REQUIRED WORK: Your answer must be a single number: how many lines of the data include "text".

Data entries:
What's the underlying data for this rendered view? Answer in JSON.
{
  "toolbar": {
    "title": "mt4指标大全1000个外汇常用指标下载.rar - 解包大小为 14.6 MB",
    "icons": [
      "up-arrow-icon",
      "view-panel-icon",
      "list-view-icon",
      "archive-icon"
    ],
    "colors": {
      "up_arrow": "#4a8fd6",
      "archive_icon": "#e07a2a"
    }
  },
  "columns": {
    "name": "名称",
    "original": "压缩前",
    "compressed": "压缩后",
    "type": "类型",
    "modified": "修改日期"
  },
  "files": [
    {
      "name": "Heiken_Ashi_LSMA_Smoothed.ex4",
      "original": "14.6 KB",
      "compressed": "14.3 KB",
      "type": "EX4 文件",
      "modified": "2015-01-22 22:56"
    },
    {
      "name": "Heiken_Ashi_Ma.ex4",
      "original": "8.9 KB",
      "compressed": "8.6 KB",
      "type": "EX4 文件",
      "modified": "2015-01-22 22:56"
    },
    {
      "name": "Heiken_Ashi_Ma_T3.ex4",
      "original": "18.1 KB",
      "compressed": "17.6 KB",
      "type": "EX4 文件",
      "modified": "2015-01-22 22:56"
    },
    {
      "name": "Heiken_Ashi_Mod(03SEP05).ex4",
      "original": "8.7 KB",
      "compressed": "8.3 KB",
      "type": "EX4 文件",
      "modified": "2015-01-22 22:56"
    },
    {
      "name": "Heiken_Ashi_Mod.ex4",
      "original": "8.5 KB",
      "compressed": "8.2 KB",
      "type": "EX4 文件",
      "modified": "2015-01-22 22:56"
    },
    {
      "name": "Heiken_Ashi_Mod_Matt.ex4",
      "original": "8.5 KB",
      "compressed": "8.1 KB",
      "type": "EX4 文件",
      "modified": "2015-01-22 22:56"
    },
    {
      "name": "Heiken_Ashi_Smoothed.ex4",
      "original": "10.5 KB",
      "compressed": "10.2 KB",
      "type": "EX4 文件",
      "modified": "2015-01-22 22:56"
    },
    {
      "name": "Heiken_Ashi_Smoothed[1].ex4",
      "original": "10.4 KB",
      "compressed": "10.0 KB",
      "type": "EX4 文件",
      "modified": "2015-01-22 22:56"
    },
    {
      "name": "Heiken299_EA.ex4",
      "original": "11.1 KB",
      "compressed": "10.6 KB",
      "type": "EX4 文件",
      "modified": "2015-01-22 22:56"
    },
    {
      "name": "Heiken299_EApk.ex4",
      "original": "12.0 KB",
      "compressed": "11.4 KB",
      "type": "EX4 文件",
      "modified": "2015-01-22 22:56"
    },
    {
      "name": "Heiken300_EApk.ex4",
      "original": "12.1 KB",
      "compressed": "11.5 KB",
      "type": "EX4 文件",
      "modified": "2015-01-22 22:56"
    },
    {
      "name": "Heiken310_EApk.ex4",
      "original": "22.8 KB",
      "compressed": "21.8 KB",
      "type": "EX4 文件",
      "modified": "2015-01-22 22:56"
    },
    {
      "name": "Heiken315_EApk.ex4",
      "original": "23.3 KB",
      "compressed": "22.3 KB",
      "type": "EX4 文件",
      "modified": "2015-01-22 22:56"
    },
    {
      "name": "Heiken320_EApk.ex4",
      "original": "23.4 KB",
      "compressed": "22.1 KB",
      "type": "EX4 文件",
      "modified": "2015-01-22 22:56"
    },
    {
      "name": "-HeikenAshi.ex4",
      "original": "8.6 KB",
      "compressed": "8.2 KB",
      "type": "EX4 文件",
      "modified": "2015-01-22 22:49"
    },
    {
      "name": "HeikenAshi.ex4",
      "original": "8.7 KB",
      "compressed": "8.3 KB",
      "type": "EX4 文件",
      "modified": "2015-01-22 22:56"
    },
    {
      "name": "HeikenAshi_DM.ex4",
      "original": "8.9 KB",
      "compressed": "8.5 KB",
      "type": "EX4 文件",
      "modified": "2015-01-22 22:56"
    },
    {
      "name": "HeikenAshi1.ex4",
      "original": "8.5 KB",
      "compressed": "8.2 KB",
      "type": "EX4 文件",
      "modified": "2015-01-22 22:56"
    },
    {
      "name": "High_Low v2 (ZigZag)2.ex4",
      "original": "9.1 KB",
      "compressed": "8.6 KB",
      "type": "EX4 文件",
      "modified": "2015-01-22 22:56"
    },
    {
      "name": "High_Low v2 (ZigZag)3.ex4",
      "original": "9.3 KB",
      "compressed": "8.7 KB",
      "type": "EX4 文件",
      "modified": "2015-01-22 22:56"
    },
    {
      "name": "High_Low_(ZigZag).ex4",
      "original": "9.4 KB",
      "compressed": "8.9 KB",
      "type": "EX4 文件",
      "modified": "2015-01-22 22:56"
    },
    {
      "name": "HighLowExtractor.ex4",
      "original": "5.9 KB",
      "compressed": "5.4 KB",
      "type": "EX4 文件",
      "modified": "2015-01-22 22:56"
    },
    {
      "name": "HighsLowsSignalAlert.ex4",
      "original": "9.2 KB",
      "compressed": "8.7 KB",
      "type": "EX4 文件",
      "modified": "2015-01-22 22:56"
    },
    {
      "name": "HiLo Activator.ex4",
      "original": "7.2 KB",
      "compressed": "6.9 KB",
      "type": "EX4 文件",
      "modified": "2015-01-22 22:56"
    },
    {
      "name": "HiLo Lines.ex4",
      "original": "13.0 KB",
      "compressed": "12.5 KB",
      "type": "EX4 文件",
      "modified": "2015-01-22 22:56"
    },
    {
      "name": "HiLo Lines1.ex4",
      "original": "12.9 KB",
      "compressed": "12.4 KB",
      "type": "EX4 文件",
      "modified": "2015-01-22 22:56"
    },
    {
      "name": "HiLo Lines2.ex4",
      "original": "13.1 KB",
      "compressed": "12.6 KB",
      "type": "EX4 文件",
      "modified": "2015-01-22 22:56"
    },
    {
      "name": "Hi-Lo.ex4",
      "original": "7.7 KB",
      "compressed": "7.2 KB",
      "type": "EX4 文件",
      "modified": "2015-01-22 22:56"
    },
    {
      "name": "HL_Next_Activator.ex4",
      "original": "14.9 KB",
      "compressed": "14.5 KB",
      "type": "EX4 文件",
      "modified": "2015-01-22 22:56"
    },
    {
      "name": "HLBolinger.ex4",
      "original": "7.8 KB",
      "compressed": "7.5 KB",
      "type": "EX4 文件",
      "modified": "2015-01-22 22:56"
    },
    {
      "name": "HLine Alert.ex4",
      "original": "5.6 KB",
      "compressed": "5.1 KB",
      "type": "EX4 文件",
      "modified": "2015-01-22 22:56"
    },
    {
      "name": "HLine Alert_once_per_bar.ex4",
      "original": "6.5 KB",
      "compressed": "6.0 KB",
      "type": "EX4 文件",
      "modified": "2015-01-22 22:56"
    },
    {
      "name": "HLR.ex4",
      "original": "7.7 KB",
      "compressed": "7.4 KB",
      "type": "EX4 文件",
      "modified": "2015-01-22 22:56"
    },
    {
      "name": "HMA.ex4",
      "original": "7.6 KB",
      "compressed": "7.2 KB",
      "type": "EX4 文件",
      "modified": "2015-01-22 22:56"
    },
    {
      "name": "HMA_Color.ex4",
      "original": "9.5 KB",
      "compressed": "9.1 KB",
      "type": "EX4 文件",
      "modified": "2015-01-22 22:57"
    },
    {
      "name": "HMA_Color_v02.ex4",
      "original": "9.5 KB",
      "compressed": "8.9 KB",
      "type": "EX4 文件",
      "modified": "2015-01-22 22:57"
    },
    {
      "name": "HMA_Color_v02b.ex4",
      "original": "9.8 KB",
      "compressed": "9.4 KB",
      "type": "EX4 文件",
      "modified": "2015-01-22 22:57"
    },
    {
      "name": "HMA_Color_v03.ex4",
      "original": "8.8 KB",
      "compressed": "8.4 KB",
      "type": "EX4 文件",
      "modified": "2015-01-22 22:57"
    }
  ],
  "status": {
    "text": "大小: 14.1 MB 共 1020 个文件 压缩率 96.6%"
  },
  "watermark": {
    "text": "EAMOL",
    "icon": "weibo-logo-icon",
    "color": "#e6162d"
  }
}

RESULT BELOW: 2